The fight for prime minister has presented Australia, and Gillard, with a dramatic leadership battle, reports the Monitor. In late February 2012 Gillard maintained her position a prime minister winning 71 votes to Mr. Rudd’s 31 in the Labor Party’s leadership election, however analysts believe she will not be successful in the next election set to take place in late 2013.
Sexism may be playing a role in Gillard’s struggle to retain her position, some say. Simon Benson, the chief political correspondent of a Sydney newspaper, The Daily Telegraph, wrote that the criticism toward Gillard spurred from “a belief that the harder and more personal the attack, the more likely she is to break – because she is a woman,” reports the Monitor.
Despite her tenuous status as prime minister and challenges she has faced, the reported sexism Gillard is confronting as Australia’s most senior politician could help pave the way for future female leaders worldwide.
9.png

Use magic tools Report

Rank: 6Rank: 6

Post time 2012-3-8 13:54:47 |Display all floors
10. Maria das Gracas Foster, CEO of Petrobras

Latin America’s largest firm, Petrobras, named its first female CEO this year.  Maria das Gracas Foster is the first woman to lead a major oil company, and will take charge of $225 billion investment budget through her position leading the 34th ranked Fortune 500 company for the next four years.
Though more than 40 percent of Latin America is led by a female political leader – including Costa Rica, Jamaica, Argentina, Brazil, and Trinidad and Tobago – the private sector has been slower to see women rise to top leadership positions, reports the Monitor.  Ms. Gracas Foster joined Petrobras as an intern 32 years ago and worked her way to the top, reports the BBC.
10.png

Use magic tools Report

You can't reply post until you log in Log in | register
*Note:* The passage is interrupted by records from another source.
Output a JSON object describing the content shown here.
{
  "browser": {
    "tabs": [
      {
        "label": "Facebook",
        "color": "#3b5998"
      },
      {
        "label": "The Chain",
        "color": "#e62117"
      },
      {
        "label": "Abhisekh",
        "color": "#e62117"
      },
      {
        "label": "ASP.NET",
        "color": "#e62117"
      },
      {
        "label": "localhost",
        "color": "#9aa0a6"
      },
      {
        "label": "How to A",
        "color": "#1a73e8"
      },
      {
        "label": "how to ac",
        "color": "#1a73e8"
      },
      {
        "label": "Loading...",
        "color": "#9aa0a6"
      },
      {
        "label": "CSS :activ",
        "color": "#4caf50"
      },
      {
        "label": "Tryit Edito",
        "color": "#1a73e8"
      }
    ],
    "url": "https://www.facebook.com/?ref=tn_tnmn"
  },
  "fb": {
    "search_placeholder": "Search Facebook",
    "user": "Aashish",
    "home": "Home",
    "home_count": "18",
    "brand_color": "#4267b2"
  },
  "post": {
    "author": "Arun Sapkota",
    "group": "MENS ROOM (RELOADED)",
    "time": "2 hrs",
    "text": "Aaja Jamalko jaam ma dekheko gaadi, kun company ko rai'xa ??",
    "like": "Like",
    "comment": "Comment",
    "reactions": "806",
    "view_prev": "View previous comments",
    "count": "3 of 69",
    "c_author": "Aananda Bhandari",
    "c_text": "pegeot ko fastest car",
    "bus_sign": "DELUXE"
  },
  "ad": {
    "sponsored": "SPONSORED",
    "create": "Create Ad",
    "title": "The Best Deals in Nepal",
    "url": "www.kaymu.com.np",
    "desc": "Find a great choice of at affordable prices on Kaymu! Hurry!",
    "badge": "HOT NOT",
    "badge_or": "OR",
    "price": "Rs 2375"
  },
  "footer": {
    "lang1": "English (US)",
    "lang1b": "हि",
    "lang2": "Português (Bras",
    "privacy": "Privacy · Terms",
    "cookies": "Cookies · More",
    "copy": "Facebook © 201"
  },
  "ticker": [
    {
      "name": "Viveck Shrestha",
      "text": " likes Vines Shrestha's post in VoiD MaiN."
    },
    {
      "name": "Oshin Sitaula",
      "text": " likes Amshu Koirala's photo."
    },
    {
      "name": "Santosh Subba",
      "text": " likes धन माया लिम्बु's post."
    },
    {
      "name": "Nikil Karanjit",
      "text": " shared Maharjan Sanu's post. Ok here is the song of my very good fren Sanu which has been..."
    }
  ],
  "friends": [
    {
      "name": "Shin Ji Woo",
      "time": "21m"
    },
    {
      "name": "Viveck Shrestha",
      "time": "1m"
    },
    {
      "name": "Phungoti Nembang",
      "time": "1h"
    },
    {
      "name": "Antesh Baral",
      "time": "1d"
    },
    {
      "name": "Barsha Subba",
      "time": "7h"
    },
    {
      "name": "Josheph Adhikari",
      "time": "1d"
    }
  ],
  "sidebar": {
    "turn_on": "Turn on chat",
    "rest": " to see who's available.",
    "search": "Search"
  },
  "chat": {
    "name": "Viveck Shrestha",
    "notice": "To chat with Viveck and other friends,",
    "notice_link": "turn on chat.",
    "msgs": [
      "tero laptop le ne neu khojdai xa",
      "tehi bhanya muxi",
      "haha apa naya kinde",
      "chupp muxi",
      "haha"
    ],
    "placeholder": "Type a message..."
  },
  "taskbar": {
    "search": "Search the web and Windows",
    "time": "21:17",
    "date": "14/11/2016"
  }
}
BACK TO THE TOP
Contact us:Tel: (86)010-84883548, Email: blog@chinadaily.com.cn
Blog announcement:| We reserve the right, and you authorize us, to use content, including words, photos and videos, which you provide to our blog
platform, for non-profit purposes on China Daily media, comprising newspaper, website, iPad and other social media accounts.